━━ Data to examine ━━
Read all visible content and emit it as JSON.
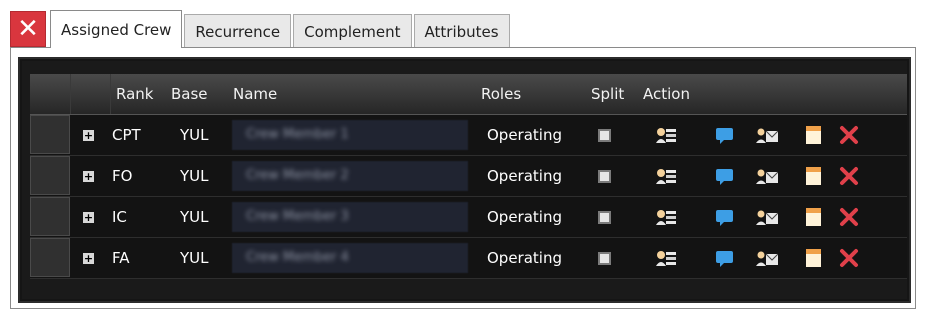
{
  "tabs": [
    {
      "label": "Assigned Crew",
      "active": true
    },
    {
      "label": "Recurrence",
      "active": false
    },
    {
      "label": "Complement",
      "active": false
    },
    {
      "label": "Attributes",
      "active": false
    }
  ],
  "close_icon": "close-x-icon",
  "columns": {
    "rank": "Rank",
    "base": "Base",
    "name": "Name",
    "roles": "Roles",
    "split": "Split",
    "action": "Action"
  },
  "rows": [
    {
      "rank": "CPT",
      "base": "YUL",
      "name": "Crew Member 1",
      "role": "Operating"
    },
    {
      "rank": "FO",
      "base": "YUL",
      "name": "Crew Member 2",
      "role": "Operating"
    },
    {
      "rank": "IC",
      "base": "YUL",
      "name": "Crew Member 3",
      "role": "Operating"
    },
    {
      "rank": "FA",
      "base": "YUL",
      "name": "Crew Member 4",
      "role": "Operating"
    }
  ],
  "action_icons": [
    "crew-card-icon",
    "message-icon",
    "mail-crew-icon",
    "notes-icon",
    "remove-icon"
  ],
  "colors": {
    "close_red": "#d9363e",
    "grid_bg": "#131313",
    "message_blue": "#3d9ee5",
    "notes_orange": "#f0a14a",
    "remove_red": "#e0404a"
  }
}
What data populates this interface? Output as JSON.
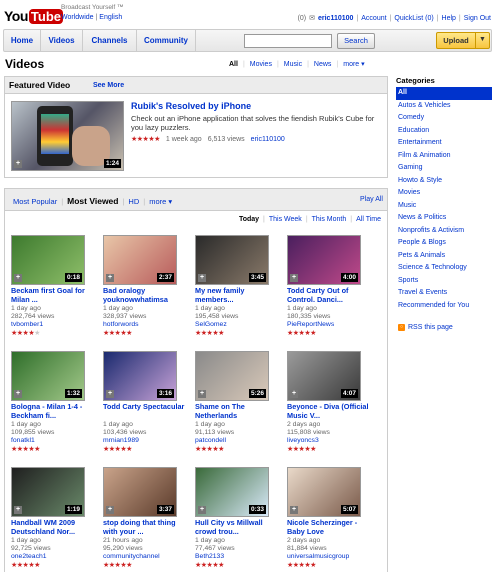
{
  "logo": {
    "you": "You",
    "tube": "Tube"
  },
  "tagline": "Broadcast Yourself ™",
  "world_links": {
    "worldwide": "Worldwide",
    "sep": "|",
    "language": "English"
  },
  "userbar": {
    "mail_count": "(0)",
    "username": "eric110100",
    "account": "Account",
    "quicklist": "QuickList (0)",
    "help": "Help",
    "signout": "Sign Out"
  },
  "nav": {
    "tabs": [
      "Home",
      "Videos",
      "Channels",
      "Community"
    ],
    "search_value": "",
    "search_button": "Search",
    "upload_button": "Upload"
  },
  "page": {
    "title": "Videos",
    "filters": [
      "All",
      "Movies",
      "Music",
      "News"
    ],
    "filters_more": "more ▾"
  },
  "featured": {
    "heading": "Featured Video",
    "see_more": "See More",
    "title": "Rubik's Resolved by iPhone",
    "description": "Check out an iPhone application that solves the fiendish Rubik's Cube for you lazy puzzlers.",
    "age": "1 week ago",
    "views": "6,513 views",
    "author": "eric110100",
    "duration": "1:24",
    "rating": 5
  },
  "list": {
    "tabs": [
      "Most Popular",
      "Most Viewed",
      "HD"
    ],
    "tabs_more": "more ▾",
    "play_all": "Play All",
    "times": [
      "Today",
      "This Week",
      "This Month",
      "All Time"
    ],
    "videos": [
      {
        "title": "Beckam first Goal for Milan ...",
        "age": "1 day ago",
        "views": "282,764 views",
        "author": "tvbomber1",
        "duration": "0:18",
        "rating": 4,
        "thumb": [
          "#3d7a2e",
          "#8fbf6a"
        ]
      },
      {
        "title": "Bad oralogy youknowwhatimsa",
        "age": "1 day ago",
        "views": "328,937 views",
        "author": "hotforwords",
        "duration": "2:37",
        "rating": 5,
        "thumb": [
          "#e8c6a8",
          "#b85b5b"
        ]
      },
      {
        "title": "My new family members...",
        "age": "1 day ago",
        "views": "195,458 views",
        "author": "SelGomez",
        "duration": "3:45",
        "rating": 5,
        "thumb": [
          "#2a2a2a",
          "#8a7a6a"
        ]
      },
      {
        "title": "Todd Carty Out of Control. Danci...",
        "age": "1 day ago",
        "views": "180,335 views",
        "author": "PieReportNews",
        "duration": "4:00",
        "rating": 5,
        "thumb": [
          "#4a1f5e",
          "#c04a8a"
        ]
      },
      {
        "title": "Bologna - Milan 1-4 - Beckham fi...",
        "age": "1 day ago",
        "views": "109,855 views",
        "author": "fonatkl1",
        "duration": "1:32",
        "rating": 5,
        "thumb": [
          "#2f6e2a",
          "#a3c98a"
        ]
      },
      {
        "title": "Todd Carty Spectacular",
        "age": "1 day ago",
        "views": "103,436 views",
        "author": "mrnian1989",
        "duration": "3:16",
        "rating": 5,
        "thumb": [
          "#1a2a6e",
          "#c9a3d8"
        ]
      },
      {
        "title": "Shame on The Netherlands",
        "age": "1 day ago",
        "views": "91,113 views",
        "author": "patcondell",
        "duration": "5:26",
        "rating": 5,
        "thumb": [
          "#8a8a8a",
          "#d9c9b9"
        ]
      },
      {
        "title": "Beyonce - Diva (Official Music V...",
        "age": "2 days ago",
        "views": "115,808 views",
        "author": "liveyoncs3",
        "duration": "4:07",
        "rating": 5,
        "thumb": [
          "#9a9a9a",
          "#3a3a3a"
        ]
      },
      {
        "title": "Handball WM 2009 Deutschland Nor...",
        "age": "1 day ago",
        "views": "92,725 views",
        "author": "one2teach1",
        "duration": "1:19",
        "rating": 5,
        "thumb": [
          "#1f1f1f",
          "#6a8a6a"
        ]
      },
      {
        "title": "stop doing that thing with your ...",
        "age": "21 hours ago",
        "views": "95,290 views",
        "author": "communitychannel",
        "duration": "3:37",
        "rating": 5,
        "thumb": [
          "#c9a38a",
          "#5a3a2a"
        ]
      },
      {
        "title": "Hull City vs Millwall crowd trou...",
        "age": "1 day ago",
        "views": "77,467 views",
        "author": "Beth2133",
        "duration": "0:33",
        "rating": 5,
        "thumb": [
          "#3a6a3a",
          "#d9e9f9"
        ]
      },
      {
        "title": "Nicole Scherzinger - Baby Love",
        "age": "2 days ago",
        "views": "81,884 views",
        "author": "universalmusicgroup",
        "duration": "5:07",
        "rating": 5,
        "thumb": [
          "#e9d9c9",
          "#7a5a4a"
        ]
      }
    ]
  },
  "categories": {
    "heading": "Categories",
    "items": [
      "All",
      "Autos & Vehicles",
      "Comedy",
      "Education",
      "Entertainment",
      "Film & Animation",
      "Gaming",
      "Howto & Style",
      "Movies",
      "Music",
      "News & Politics",
      "Nonprofits & Activism",
      "People & Blogs",
      "Pets & Animals",
      "Science & Technology",
      "Sports",
      "Travel & Events"
    ],
    "recommended": "Recommended for You",
    "rss": "RSS this page"
  }
}
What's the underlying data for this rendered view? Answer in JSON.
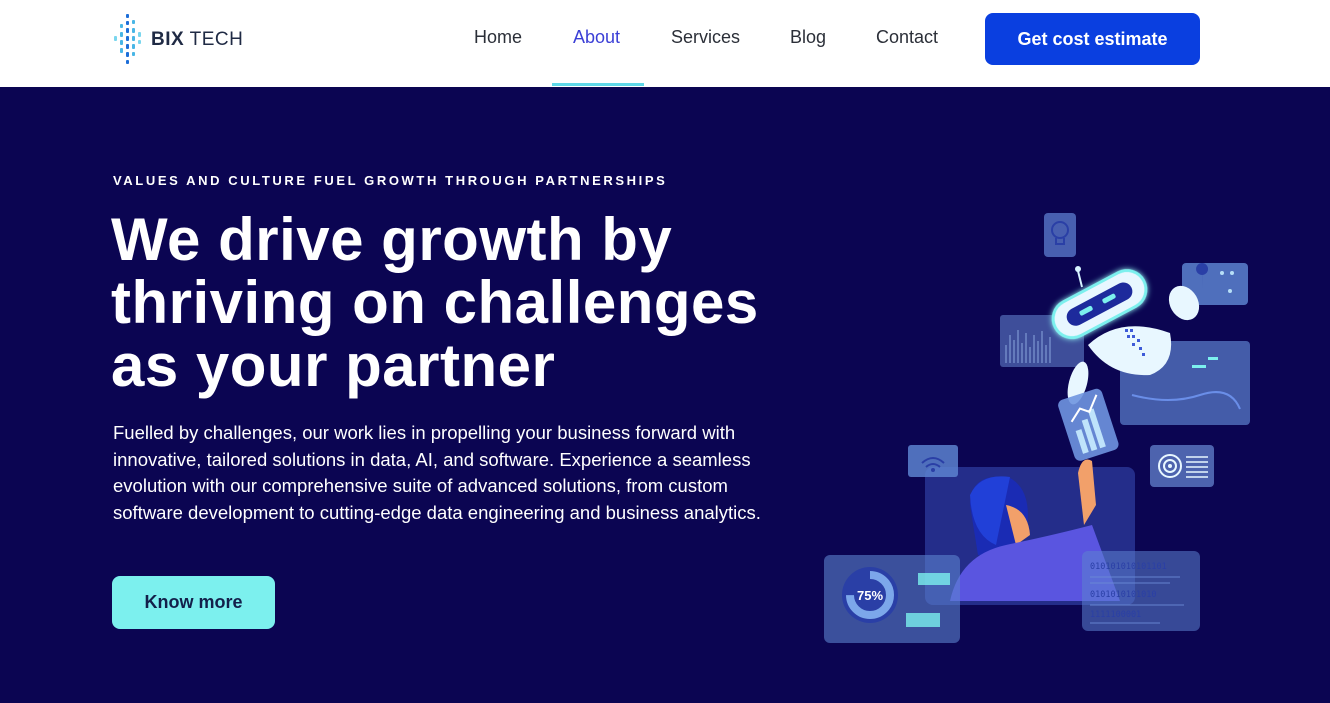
{
  "brand": {
    "bold": "BIX",
    "light": " TECH"
  },
  "nav": {
    "items": [
      {
        "label": "Home"
      },
      {
        "label": "About"
      },
      {
        "label": "Services"
      },
      {
        "label": "Blog"
      },
      {
        "label": "Contact"
      }
    ],
    "cta_label": "Get cost estimate"
  },
  "hero": {
    "eyebrow": "VALUES AND CULTURE FUEL GROWTH THROUGH PARTNERSHIPS",
    "headline_lines": [
      "We drive growth by",
      "thriving on challenges",
      "as your partner"
    ],
    "description": "Fuelled by challenges, our work lies in propelling your business forward with innovative, tailored solutions in data, AI, and software. Experience a seamless evolution with our comprehensive suite of advanced solutions, from custom software development to cutting-edge data engineering and business analytics.",
    "button_label": "Know more"
  },
  "illustration": {
    "gauge_label": "75%",
    "binary_lines": [
      "010101010101101",
      "0101010101010",
      "1111100001"
    ]
  },
  "colors": {
    "hero_bg": "#0b0552",
    "cta_bg": "#0a3fe0",
    "accent_cyan": "#7cf0ee",
    "active_link": "#3b3fd6"
  }
}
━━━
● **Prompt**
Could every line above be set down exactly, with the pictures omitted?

● **Exercise result**
Read all visible content and emit it as JSON.
{
  "tabs": [
    {
      "label": "Assigned Crew",
      "active": true
    },
    {
      "label": "Recurrence",
      "active": false
    },
    {
      "label": "Complement",
      "active": false
    },
    {
      "label": "Attributes",
      "active": false
    }
  ],
  "close_icon": "close-x-icon",
  "columns": {
    "rank": "Rank",
    "base": "Base",
    "name": "Name",
    "roles": "Roles",
    "split": "Split",
    "action": "Action"
  },
  "rows": [
    {
      "rank": "CPT",
      "base": "YUL",
      "name": "Crew Member 1",
      "role": "Operating"
    },
    {
      "rank": "FO",
      "base": "YUL",
      "name": "Crew Member 2",
      "role": "Operating"
    },
    {
      "rank": "IC",
      "base": "YUL",
      "name": "Crew Member 3",
      "role": "Operating"
    },
    {
      "rank": "FA",
      "base": "YUL",
      "name": "Crew Member 4",
      "role": "Operating"
    }
  ],
  "action_icons": [
    "crew-card-icon",
    "message-icon",
    "mail-crew-icon",
    "notes-icon",
    "remove-icon"
  ],
  "colors": {
    "close_red": "#d9363e",
    "grid_bg": "#131313",
    "message_blue": "#3d9ee5",
    "notes_orange": "#f0a14a",
    "remove_red": "#e0404a"
  }
}
What data populates this interface? Output as JSON.
{
  "logo": {
    "you": "You",
    "tube": "Tube"
  },
  "tagline": "Broadcast Yourself ™",
  "world_links": {
    "worldwide": "Worldwide",
    "sep": "|",
    "language": "English"
  },
  "userbar": {
    "mail_count": "(0)",
    "username": "eric110100",
    "account": "Account",
    "quicklist": "QuickList (0)",
    "help": "Help",
    "signout": "Sign Out"
  },
  "nav": {
    "tabs": [
      "Home",
      "Videos",
      "Channels",
      "Community"
    ],
    "search_value": "",
    "search_button": "Search",
    "upload_button": "Upload"
  },
  "page": {
    "title": "Videos",
    "filters": [
      "All",
      "Movies",
      "Music",
      "News"
    ],
    "filters_more": "more ▾"
  },
  "featured": {
    "heading": "Featured Video",
    "see_more": "See More",
    "title": "Rubik's Resolved by iPhone",
    "description": "Check out an iPhone application that solves the fiendish Rubik's Cube for you lazy puzzlers.",
    "age": "1 week ago",
    "views": "6,513 views",
    "author": "eric110100",
    "duration": "1:24",
    "rating": 5
  },
  "list": {
    "tabs": [
      "Most Popular",
      "Most Viewed",
      "HD"
    ],
    "tabs_more": "more ▾",
    "play_all": "Play All",
    "times": [
      "Today",
      "This Week",
      "This Month",
      "All Time"
    ],
    "videos": [
      {
        "title": "Beckam first Goal for Milan ...",
        "age": "1 day ago",
        "views": "282,764 views",
        "author": "tvbomber1",
        "duration": "0:18",
        "rating": 4,
        "thumb": [
          "#3d7a2e",
          "#8fbf6a"
        ]
      },
      {
        "title": "Bad oralogy youknowwhatimsa",
        "age": "1 day ago",
        "views": "328,937 views",
        "author": "hotforwords",
        "duration": "2:37",
        "rating": 5,
        "thumb": [
          "#e8c6a8",
          "#b85b5b"
        ]
      },
      {
        "title": "My new family members...",
        "age": "1 day ago",
        "views": "195,458 views",
        "author": "SelGomez",
        "duration": "3:45",
        "rating": 5,
        "thumb": [
          "#2a2a2a",
          "#8a7a6a"
        ]
      },
      {
        "title": "Todd Carty Out of Control. Danci...",
        "age": "1 day ago",
        "views": "180,335 views",
        "author": "PieReportNews",
        "duration": "4:00",
        "rating": 5,
        "thumb": [
          "#4a1f5e",
          "#c04a8a"
        ]
      },
      {
        "title": "Bologna - Milan 1-4 - Beckham fi...",
        "age": "1 day ago",
        "views": "109,855 views",
        "author": "fonatkl1",
        "duration": "1:32",
        "rating": 5,
        "thumb": [
          "#2f6e2a",
          "#a3c98a"
        ]
      },
      {
        "title": "Todd Carty Spectacular",
        "age": "1 day ago",
        "views": "103,436 views",
        "author": "mrnian1989",
        "duration": "3:16",
        "rating": 5,
        "thumb": [
          "#1a2a6e",
          "#c9a3d8"
        ]
      },
      {
        "title": "Shame on The Netherlands",
        "age": "1 day ago",
        "views": "91,113 views",
        "author": "patcondell",
        "duration": "5:26",
        "rating": 5,
        "thumb": [
          "#8a8a8a",
          "#d9c9b9"
        ]
      },
      {
        "title": "Beyonce - Diva (Official Music V...",
        "age": "2 days ago",
        "views": "115,808 views",
        "author": "liveyoncs3",
        "duration": "4:07",
        "rating": 5,
        "thumb": [
          "#9a9a9a",
          "#3a3a3a"
        ]
      },
      {
        "title": "Handball WM 2009 Deutschland Nor...",
        "age": "1 day ago",
        "views": "92,725 views",
        "author": "one2teach1",
        "duration": "1:19",
        "rating": 5,
        "thumb": [
          "#1f1f1f",
          "#6a8a6a"
        ]
      },
      {
        "title": "stop doing that thing with your ...",
        "age": "21 hours ago",
        "views": "95,290 views",
        "author": "communitychannel",
        "duration": "3:37",
        "rating": 5,
        "thumb": [
          "#c9a38a",
          "#5a3a2a"
        ]
      },
      {
        "title": "Hull City vs Millwall crowd trou...",
        "age": "1 day ago",
        "views": "77,467 views",
        "author": "Beth2133",
        "duration": "0:33",
        "rating": 5,
        "thumb": [
          "#3a6a3a",
          "#d9e9f9"
        ]
      },
      {
        "title": "Nicole Scherzinger - Baby Love",
        "age": "2 days ago",
        "views": "81,884 views",
        "author": "universalmusicgroup",
        "duration": "5:07",
        "rating": 5,
        "thumb": [
          "#e9d9c9",
          "#7a5a4a"
        ]
      }
    ]
  },
  "categories": {
    "heading": "Categories",
    "items": [
      "All",
      "Autos & Vehicles",
      "Comedy",
      "Education",
      "Entertainment",
      "Film & Animation",
      "Gaming",
      "Howto & Style",
      "Movies",
      "Music",
      "News & Politics",
      "Nonprofits & Activism",
      "People & Blogs",
      "Pets & Animals",
      "Science & Technology",
      "Sports",
      "Travel & Events"
    ],
    "recommended": "Recommended for You",
    "rss": "RSS this page"
  }
}
What's the underlying data for this rendered view? Answer in JSON.
{
  "brand": {
    "bold": "BIX",
    "light": " TECH"
  },
  "nav": {
    "items": [
      {
        "label": "Home"
      },
      {
        "label": "About"
      },
      {
        "label": "Services"
      },
      {
        "label": "Blog"
      },
      {
        "label": "Contact"
      }
    ],
    "cta_label": "Get cost estimate"
  },
  "hero": {
    "eyebrow": "VALUES AND CULTURE FUEL GROWTH THROUGH PARTNERSHIPS",
    "headline_lines": [
      "We drive growth by",
      "thriving on challenges",
      "as your partner"
    ],
    "description": "Fuelled by challenges, our work lies in propelling your business forward with innovative, tailored solutions in data, AI, and software. Experience a seamless evolution with our comprehensive suite of advanced solutions, from custom software development to cutting-edge data engineering and business analytics.",
    "button_label": "Know more"
  },
  "illustration": {
    "gauge_label": "75%",
    "binary_lines": [
      "010101010101101",
      "0101010101010",
      "1111100001"
    ]
  },
  "colors": {
    "hero_bg": "#0b0552",
    "cta_bg": "#0a3fe0",
    "accent_cyan": "#7cf0ee",
    "active_link": "#3b3fd6"
  }
}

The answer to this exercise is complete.